You know, I was debating an evangelical professor on NPR and this professor said, ‘Pastor, don’t you want a candidate who embodies the teaching of Jesus and would govern this country according to the principles found in the Sermon on the Mount?’ I said, ‘Heck no.’ I would run from that candidate as far as possible, because the Sermon on the Mount was not given as a governing principle for this nation.
Nowhere is government told to forgive those who wrong it, nowhere is government told to turn the other cheek. Government is to be a strongman to protect its citizens against evildoers. When I’m looking for somebody who’s going to deal with ISIS and exterminate ISIS, I don’t care about that candidate’s tone or vocabulary, I want the meanest, toughest, son of a you-know-what I can find, and I believe that’s biblical.
But Jeffress really did say that. You can listen to the radio show clip in which he says it.This is Martin Luther’s famous doctrine of the two kingdoms in a nutshell. The teaching of Jesus is for individuals to practice or not as they see fit. Government – even Christians in government – should not be merciful in the way Christians are taught to be.
The irony, of course, is that other conservative Christian views, about same-sex marriage or abortion for instance, I am quite certain that Jeffress and others like him would happily see enforced by government. But concern for the poor or love for enemies? No way.

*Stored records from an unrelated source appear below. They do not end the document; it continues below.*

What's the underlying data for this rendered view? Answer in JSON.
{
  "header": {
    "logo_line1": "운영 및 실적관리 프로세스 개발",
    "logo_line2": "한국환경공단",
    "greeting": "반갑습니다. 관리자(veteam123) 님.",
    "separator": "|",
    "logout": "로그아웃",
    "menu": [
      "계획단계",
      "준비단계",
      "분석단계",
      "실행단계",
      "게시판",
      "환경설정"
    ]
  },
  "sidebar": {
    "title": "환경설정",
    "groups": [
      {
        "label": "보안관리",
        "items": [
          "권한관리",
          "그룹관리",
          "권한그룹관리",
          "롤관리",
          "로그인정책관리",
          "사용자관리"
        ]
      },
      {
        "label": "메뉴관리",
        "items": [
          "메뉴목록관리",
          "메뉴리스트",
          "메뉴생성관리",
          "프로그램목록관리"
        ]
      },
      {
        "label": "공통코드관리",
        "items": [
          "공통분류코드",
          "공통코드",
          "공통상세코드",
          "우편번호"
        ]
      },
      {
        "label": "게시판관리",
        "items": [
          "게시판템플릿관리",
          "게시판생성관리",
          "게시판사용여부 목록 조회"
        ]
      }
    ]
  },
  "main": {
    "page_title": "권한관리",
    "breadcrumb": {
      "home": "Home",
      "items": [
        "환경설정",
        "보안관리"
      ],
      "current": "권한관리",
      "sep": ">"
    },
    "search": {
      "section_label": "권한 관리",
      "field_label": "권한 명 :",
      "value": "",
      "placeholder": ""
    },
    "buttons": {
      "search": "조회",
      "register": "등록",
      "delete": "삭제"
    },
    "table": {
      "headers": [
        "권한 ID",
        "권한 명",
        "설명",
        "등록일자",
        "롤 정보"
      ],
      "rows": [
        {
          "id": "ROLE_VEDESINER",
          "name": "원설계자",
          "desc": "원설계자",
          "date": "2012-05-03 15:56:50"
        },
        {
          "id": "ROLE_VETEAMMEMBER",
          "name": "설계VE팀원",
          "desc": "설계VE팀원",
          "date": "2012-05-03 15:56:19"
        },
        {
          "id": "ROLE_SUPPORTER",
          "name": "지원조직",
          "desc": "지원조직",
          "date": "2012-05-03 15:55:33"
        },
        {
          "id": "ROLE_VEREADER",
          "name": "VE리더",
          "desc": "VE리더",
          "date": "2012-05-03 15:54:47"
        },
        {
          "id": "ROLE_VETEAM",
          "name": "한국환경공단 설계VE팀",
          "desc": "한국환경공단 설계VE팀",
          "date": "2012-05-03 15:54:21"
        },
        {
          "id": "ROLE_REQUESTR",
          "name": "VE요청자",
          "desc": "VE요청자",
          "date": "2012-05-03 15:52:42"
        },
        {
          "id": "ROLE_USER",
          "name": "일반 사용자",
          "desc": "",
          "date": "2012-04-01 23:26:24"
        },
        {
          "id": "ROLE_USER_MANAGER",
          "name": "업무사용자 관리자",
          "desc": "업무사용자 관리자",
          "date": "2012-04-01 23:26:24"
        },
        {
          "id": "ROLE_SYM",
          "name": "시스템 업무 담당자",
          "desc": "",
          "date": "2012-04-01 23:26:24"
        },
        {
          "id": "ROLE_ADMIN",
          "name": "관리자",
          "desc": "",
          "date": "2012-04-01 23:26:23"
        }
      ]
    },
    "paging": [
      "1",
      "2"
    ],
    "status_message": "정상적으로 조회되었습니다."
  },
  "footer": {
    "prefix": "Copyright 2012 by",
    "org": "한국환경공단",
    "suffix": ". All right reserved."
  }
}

It is saddening that this approach to ethics and morality is so widely held in the United States. And perhaps it is unsurprising, given that there is a natural congruence between the Lutheran doctrine of two kingdoms, and the American approach to separating church and state.
Yet last I heard, a lot of fundamentalists don’t want separation of church and state, either.
And so is this outlook simple hypocrisy, or is there something deeper that could help make sense of it?